However, educators can play a key role in influencing attitudes towards maths and STEM subjects. The AMSP have a range of excellent, evidence based resources including Five Factors Which Influence Students’ Participation in Post-16 Maths, and strategies to address them.

These factors are:

Prior (relative) attainment


Perceived competence



Although ability is not a factor, it is true that unconscious gender bias, lack of career awareness, and unhelpful stereotypes around STEM jobs can deter young people particularly girls from engaging with maths and maths careers.  At Maths4Girls we seek to change this.

The power of role models

We want every young person to pursue any career opportunity they wish regardless of their gender, stereotypes, lack of career awareness and understanding of the opportunities that maths can lead to. Our aim is to inspire all young people, particularly girls, to pursue maths post-16 by showing them the fantastic opportunities that maths can offer.

We do this by using relatable, inspiring role models who use maths in their jobs.

“Routinely using examples of the applications of mathematics - in STEM but also in social science, personal life and wider society, and especially in relation to people-facing roles or issues - tells girls (and boys) that becoming a user of mathematics is relevant for them. Routine use of role models and reference to applications of mathematics, at all levels, provide examples of the kind of success that one may achieve and also often supply a template of the behaviours necessary for success, especially if stereotypes are also challenged in a  low-key way.

(Mendick et al., 2008).”

How we can support you

Do your pupils ever ask ‘but when will I need this?’ Would you like to be able to link careers to your maths curriculum?  And introduce your pupils to people who use maths every day in a range of amazing jobs? Maths4Girls can help you!

Book your own M4G event

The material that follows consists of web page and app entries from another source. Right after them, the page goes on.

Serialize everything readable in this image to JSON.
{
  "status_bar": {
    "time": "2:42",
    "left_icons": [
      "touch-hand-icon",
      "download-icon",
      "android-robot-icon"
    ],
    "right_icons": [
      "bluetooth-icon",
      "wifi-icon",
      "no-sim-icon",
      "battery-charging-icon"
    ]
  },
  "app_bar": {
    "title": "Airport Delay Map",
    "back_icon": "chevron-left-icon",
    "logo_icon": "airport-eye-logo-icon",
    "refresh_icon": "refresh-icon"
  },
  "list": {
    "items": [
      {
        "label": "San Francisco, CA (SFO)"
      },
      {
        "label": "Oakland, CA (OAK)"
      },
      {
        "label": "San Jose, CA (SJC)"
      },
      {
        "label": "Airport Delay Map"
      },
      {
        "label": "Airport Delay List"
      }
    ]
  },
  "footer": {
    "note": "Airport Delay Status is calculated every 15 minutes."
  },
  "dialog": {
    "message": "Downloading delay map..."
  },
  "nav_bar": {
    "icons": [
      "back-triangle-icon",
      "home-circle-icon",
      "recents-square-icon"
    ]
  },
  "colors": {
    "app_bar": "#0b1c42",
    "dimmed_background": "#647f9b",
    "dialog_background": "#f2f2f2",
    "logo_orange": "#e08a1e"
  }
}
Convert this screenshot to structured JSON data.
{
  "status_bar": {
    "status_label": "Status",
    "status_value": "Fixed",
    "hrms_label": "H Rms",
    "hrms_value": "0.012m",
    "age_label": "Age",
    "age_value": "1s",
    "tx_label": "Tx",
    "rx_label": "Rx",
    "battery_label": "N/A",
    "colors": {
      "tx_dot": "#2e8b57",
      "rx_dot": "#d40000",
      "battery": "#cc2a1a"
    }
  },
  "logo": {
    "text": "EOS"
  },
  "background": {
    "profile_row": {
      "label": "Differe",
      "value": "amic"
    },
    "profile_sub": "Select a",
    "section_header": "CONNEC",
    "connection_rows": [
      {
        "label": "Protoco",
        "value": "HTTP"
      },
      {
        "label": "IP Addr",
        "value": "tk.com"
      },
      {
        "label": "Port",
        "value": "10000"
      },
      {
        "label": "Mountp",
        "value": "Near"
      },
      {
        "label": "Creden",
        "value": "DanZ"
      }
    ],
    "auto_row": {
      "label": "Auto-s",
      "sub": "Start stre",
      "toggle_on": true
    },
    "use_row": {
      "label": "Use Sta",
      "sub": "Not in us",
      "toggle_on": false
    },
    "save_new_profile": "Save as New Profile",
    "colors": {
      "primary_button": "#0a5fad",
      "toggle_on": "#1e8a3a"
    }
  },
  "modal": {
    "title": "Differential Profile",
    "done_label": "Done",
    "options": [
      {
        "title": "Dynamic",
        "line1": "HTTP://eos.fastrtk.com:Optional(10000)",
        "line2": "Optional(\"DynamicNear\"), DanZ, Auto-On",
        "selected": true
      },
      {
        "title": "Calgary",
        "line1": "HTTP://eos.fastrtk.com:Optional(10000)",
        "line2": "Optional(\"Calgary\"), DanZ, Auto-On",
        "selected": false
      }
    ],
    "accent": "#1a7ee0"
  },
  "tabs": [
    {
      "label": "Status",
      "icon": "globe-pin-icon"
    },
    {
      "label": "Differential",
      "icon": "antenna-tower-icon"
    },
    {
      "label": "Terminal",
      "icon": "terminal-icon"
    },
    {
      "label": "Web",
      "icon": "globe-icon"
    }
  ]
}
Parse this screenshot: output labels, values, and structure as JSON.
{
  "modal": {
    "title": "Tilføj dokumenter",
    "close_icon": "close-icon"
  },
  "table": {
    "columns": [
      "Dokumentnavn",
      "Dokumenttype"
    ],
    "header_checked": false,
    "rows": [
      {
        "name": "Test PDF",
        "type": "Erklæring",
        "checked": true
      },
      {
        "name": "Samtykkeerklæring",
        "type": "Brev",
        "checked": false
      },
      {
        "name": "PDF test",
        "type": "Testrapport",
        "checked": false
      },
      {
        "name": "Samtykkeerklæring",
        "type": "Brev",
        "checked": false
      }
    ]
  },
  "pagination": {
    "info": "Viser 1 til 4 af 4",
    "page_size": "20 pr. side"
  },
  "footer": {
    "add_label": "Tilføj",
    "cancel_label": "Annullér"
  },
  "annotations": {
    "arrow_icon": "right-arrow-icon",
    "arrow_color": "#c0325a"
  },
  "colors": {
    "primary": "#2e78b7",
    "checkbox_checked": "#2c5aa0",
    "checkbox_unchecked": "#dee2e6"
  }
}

Our free online platform enables you to book your own maths career insight and inspiration events.  Fantastic Maths4Girls role models share insights of the job they do, how it uses maths, and how they got there.

Join us online

Book a place for your class and we do the rest! Next up is How Engineering Can Save The World, on 21st June. These events are all made available on demand and you can view our playlist here.

Use the M4G resources

Our website offers a range of resources including a focus each month on a different sector of business and industry.  This showcases unsung, trailblazing women in history who used maths, blog posts from women working in each sector, career insights, and suggested links between the key stage 3 maths curriculum, the sector, and the Global Goals.

To find out more about Maths4Girls, you can watch our new short video for educators here.  For further reading, and to book your Maths4Girls event, head over to our website and follow us on Twitter @maths4girlsuk.

For further information contact